not; so that they have heard with their ears only, and their heart, spirit, and mind, have not been edified thereby. And furthermore, notwithstanding that the ancient Fathers have divided the Psalms into seven Portions, whereof every one was called a Nocturn: Now of late time a few of them have been daily said, and the rest utterly omitted. Moreover, the number and hardness of the Rules called the Pie, and the manifold changings of the Service, was the cause, that to turn the Book only was so hard and intricate a matter, that many times there was more business to find out what should be read, than to read it when it was found out.
These inconveniences therefore considered, here is set forth such an Order, whereby the same shall be redressed. And for a readiness in this matter, here is drawn out a Calendar for that purpose, which is plain and easy to be understood; wherein (so much as may be) the reading of holy Scripture is so set forth, that all things shall be done in order, without breaking one piece from another. For this cause be cut off Anthems, Responds, Invitatories, and such like things as did break the continual course of the reading of the Scripture.
Yet, because there is no remedy, but that of necessity there must be some Rules; therefore certain Rules are here set forth; which, as they are few in number, so they are plain and easy to be understood. So that here you have an Order for Prayer, and for the reading of the holy Scripture, much agreeable to the mind and purpose of the old Fathers, and a great deal more profitable and commodious, than that which of late was used. It is more profitable, because here are left out many things, whereof some are untrue, some uncertain, some vain and superstitious; and nothing is ordained to be read, but the very pure Word of God, the holy Scriptures, or that which is agreeable to the same; and that in such a Language and Order as is most easy and plain for the understanding both of the Readers
6. Pie. Some derive this name. - from Tively a tabte or index. others that there tables were so called from being ent in different coloured lettres._ Hence perhaps Pica from the lette so called now, being about the same size used in thou Indices. –
1. These one
thon stones, appointet in the Roman breviaries

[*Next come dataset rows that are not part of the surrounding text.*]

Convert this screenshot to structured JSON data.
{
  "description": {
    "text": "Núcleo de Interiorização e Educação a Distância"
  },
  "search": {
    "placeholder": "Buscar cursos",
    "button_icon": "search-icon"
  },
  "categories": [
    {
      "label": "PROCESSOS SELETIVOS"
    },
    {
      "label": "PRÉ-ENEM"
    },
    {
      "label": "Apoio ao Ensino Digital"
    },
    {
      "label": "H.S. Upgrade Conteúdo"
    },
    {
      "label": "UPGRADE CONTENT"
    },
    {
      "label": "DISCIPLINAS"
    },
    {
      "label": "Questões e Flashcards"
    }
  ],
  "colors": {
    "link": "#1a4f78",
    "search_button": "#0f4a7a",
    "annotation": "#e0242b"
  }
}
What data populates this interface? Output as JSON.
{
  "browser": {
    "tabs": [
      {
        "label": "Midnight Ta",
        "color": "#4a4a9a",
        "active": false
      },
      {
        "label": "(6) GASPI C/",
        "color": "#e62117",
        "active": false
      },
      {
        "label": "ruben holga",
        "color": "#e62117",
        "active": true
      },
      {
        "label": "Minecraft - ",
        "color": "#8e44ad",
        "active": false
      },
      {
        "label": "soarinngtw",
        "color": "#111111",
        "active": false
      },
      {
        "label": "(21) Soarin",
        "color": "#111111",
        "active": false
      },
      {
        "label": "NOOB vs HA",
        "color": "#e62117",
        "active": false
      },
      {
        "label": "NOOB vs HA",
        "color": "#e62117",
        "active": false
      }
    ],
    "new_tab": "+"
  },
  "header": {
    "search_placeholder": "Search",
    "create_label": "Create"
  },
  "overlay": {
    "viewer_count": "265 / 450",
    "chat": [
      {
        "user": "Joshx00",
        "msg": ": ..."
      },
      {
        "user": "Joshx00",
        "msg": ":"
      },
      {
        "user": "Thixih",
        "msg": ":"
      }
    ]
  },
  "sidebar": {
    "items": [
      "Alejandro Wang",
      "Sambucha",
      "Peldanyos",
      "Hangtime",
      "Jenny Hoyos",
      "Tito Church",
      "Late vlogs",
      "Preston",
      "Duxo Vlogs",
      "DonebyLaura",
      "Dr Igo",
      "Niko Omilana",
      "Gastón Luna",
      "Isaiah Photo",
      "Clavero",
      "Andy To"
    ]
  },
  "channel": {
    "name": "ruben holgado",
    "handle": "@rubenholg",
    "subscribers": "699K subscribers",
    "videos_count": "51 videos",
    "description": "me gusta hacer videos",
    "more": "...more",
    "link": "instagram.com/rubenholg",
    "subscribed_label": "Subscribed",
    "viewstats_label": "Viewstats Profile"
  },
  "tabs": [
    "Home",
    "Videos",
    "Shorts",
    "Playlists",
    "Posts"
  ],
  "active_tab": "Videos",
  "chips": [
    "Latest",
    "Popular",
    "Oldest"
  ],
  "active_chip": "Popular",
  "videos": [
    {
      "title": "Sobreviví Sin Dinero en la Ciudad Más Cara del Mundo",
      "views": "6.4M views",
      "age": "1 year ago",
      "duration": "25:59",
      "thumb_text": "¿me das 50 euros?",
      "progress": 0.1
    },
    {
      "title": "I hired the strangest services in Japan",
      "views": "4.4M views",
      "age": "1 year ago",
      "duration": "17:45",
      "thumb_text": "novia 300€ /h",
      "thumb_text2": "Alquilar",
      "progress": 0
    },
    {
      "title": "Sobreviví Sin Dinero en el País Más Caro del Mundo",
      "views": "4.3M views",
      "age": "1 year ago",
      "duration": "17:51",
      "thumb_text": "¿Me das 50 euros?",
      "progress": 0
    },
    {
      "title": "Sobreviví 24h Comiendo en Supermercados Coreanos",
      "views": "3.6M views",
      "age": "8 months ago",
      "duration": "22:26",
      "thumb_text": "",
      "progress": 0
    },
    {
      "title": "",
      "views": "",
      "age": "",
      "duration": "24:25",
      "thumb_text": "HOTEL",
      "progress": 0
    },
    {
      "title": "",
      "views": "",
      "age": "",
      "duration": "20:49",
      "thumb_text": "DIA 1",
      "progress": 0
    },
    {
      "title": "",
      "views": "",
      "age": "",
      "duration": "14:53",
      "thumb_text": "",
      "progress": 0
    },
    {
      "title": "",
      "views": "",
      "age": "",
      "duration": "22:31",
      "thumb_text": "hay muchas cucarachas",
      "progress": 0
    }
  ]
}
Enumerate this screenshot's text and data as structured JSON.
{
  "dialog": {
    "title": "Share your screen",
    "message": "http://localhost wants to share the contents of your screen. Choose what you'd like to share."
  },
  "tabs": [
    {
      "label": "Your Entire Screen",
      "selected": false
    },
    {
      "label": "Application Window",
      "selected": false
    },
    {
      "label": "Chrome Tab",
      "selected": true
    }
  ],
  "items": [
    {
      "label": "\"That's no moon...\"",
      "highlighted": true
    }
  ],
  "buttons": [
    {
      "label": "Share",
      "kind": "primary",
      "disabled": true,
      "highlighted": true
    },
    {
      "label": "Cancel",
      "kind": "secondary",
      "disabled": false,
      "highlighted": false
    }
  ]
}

We read on Saints' days.
finished. There were
2. Responds are short anthems, interrupting the middle of a chaple Who was not to proceed, until they responses at the clou of the Lessons. 3. These pichaps were the versieles afte the respond. 4. There were the mixing of some holy day of lesser note with the service of a Sunday on holy day of greater rmi :in wh some small part of the former was The latter.
5. There were the publication or recital of the provincial constituting in the parish Churches: some of these were anually repeated on certain Sundays.
1. Who has hower to decide only in cases wh admit of doubt. not authority to alter any decision of the Church ._ The pro: : priety and necessity of login such powers in the hands of our spiritual superions, was so evident to Jerome, that without such regulations, he scruples not to say, we so soon have in the Church, "tot schismata, quot sacerdotes."
1. According to Edw: " !! Book, it is qualified as obligatory only as from time to time shall serve the congregation.
2. Of Wh the Scotch Book makes the Bishop to be judge The cause. of this rubric was probably a rule in the Roman Church, byth, the clergy, obliged to recite the "Cans: :sical hours, (i :2: the offices in the Breviary for the several hours of day and nights) wither publicly privately.
The privately in the rubric necessarily,